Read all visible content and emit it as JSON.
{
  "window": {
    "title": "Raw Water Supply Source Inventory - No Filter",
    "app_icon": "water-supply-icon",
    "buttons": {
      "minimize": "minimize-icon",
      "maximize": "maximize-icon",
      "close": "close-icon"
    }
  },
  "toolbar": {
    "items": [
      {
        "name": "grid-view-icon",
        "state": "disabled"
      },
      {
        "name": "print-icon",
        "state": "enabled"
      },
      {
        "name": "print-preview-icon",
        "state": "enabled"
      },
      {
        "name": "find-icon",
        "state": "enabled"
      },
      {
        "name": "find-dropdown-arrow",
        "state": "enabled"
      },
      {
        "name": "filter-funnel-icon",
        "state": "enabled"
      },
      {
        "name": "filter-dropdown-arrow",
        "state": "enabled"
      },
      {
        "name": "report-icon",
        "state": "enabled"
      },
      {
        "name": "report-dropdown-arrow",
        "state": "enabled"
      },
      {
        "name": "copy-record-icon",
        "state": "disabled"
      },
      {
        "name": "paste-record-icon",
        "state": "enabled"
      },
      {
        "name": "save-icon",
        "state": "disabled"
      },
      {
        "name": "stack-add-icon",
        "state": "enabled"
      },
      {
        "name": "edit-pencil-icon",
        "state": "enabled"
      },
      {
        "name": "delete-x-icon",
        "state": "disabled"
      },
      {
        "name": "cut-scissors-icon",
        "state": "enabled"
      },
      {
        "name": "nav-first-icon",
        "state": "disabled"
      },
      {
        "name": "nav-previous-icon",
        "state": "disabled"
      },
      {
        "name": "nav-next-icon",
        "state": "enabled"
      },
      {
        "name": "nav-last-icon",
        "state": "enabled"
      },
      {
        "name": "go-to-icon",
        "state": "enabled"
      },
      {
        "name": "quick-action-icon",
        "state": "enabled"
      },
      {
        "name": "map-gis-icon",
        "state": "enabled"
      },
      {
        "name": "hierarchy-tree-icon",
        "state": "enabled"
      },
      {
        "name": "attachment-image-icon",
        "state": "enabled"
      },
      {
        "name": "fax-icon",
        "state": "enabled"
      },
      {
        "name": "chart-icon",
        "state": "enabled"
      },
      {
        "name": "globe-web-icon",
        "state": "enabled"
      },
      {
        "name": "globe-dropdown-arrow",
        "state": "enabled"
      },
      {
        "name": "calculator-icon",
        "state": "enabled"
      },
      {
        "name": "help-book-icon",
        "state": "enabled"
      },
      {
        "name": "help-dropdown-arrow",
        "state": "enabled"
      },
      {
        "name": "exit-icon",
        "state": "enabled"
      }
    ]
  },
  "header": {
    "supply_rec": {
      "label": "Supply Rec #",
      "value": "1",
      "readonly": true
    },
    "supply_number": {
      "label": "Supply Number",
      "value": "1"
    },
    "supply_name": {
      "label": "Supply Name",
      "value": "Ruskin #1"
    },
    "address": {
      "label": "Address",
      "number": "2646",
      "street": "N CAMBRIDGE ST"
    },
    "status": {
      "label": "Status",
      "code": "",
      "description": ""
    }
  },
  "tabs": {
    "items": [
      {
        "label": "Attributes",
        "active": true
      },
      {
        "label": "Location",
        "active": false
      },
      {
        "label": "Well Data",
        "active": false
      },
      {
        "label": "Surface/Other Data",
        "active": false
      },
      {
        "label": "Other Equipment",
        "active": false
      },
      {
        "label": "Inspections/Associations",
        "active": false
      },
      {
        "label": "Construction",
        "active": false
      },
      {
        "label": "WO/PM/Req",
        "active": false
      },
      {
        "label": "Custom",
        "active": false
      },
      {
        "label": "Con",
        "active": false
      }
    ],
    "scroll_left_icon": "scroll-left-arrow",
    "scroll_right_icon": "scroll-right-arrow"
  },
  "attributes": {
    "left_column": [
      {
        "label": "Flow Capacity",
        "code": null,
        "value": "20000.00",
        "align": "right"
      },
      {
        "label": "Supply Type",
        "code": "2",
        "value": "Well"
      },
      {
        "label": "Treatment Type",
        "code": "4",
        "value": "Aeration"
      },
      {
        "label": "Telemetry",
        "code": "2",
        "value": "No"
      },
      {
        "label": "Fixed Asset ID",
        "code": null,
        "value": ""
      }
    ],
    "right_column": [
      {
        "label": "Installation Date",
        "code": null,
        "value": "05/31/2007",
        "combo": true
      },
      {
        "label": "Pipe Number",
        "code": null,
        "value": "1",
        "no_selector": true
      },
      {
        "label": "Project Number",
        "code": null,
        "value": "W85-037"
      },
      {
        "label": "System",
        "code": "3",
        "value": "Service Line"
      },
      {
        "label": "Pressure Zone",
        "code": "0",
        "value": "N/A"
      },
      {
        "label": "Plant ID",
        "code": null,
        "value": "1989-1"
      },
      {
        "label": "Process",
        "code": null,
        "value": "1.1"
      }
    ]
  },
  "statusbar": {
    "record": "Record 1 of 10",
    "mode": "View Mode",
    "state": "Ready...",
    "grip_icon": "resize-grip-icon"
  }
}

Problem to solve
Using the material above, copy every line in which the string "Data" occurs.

Task result
        "label": "Well Data",
        "label": "Surface/Other Data",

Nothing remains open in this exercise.